In the middle of the atrium, a Grand Stair “recalls elements of traditional courthouse steps, but in ways that work for our time,” says Goody. The “River of Life” artwork by Brookline, MA, artist Mikyoung Kim features fiber optics to mimic not only the city’s glass history, but to celebrate its Ohio River location. The atrium – an inner courtyard – also gives light to surrounding spaces so the new courtroom and historic courtroom both include windows that receive plenty of daylight but are protected.
However, the most important space in the building – the new courtroom – is the heart of the building. “It’s what the building is about, the judicial process taking place,” says Goody. “This courtroom is located just opposite the historic courtroom; it is not only predominantly wood paneling inside, but also wrapped in wood. It is clearly the ‘sanctuary’ or sacred part of the building, and visible and identifiable as such from the street.”
Of course, the new courtroom includes the latest in communications and electronics equipment: a recessed computer on the judge’s bench; display screens for every two jurors’ seats in the jury box for the presentation of evidence; digital AV for presentations; a full access floor for plug-and-play from anywhere in the room; and more. Although court stenographers are still required in federal court, the courtroom is also capable of inserting cameras to do video and audio recording of court proceedings and translating that information right into court docket information.
The new courtroom includes a flexible configuration. “The judge wanted us to be able to reduce the gallery (audience) area to accommodate the attorneys’ area for larger court cases, so we designed a movable millwork rail that looks permanent but can be moved along with the pews,” explains Obarowski.
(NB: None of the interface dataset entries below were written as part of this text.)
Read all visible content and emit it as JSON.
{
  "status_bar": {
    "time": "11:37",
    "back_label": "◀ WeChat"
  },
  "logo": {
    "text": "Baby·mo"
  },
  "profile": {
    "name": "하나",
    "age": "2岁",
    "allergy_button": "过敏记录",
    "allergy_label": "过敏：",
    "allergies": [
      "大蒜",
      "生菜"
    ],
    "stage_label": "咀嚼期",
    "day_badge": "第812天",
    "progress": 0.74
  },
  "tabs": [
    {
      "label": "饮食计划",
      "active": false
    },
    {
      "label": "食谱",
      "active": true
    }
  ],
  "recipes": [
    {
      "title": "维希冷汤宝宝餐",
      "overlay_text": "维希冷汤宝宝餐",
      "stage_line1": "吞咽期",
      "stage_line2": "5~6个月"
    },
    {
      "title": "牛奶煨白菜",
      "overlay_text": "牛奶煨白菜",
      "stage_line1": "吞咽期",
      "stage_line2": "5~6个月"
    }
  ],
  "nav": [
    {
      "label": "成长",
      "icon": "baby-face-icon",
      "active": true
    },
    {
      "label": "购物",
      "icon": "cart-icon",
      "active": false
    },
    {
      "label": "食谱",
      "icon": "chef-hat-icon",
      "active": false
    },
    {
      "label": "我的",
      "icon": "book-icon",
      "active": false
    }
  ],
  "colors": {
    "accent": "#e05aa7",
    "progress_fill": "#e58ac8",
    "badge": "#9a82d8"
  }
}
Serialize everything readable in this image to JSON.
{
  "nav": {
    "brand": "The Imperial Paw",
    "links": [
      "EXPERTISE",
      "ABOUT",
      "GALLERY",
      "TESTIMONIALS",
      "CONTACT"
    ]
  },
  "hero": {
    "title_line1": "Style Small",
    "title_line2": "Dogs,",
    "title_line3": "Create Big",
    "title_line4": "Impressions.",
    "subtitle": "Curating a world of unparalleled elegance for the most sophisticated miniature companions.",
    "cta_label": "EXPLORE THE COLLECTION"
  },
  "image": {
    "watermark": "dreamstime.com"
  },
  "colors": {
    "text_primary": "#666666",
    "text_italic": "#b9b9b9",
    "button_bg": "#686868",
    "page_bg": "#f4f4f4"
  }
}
Such attention to detail and expandability underscore the fact that this courtroom will continue to set a benchmark for 21st-century courts.
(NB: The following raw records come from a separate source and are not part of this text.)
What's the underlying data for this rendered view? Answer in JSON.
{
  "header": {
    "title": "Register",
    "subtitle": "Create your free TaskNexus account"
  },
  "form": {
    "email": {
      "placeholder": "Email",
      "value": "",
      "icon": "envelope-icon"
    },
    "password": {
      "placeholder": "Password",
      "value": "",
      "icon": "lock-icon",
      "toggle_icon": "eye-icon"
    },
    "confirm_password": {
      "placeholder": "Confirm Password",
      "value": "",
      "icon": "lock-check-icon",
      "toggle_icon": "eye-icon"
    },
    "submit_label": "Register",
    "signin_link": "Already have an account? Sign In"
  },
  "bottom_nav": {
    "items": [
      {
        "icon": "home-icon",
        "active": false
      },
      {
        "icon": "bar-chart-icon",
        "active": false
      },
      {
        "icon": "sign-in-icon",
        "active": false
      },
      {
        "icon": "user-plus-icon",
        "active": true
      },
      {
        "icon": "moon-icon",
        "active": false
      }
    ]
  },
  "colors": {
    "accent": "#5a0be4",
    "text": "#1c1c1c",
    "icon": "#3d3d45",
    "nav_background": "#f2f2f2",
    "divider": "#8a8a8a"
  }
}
From the support and reaction of the citizens of Wheeling, to the sensitive and insightful input from the judges and court personnel; from the widened horizons envisioned and expressed by the Design Excellence peer reviewers, to the creativity and commitment delivered by the project’s owner, designers, and construction professionals: This tale can’t conclude without chronicling its most important element, “the people.” Great stories, like great experiences, are valued and revered, and the Federal Building and U.S. Courthouse Annex in Wheeling, WV, has given us both.
Linda K. Monroe (firstname.lastname@example.org) is editorial director at Buildings magazine.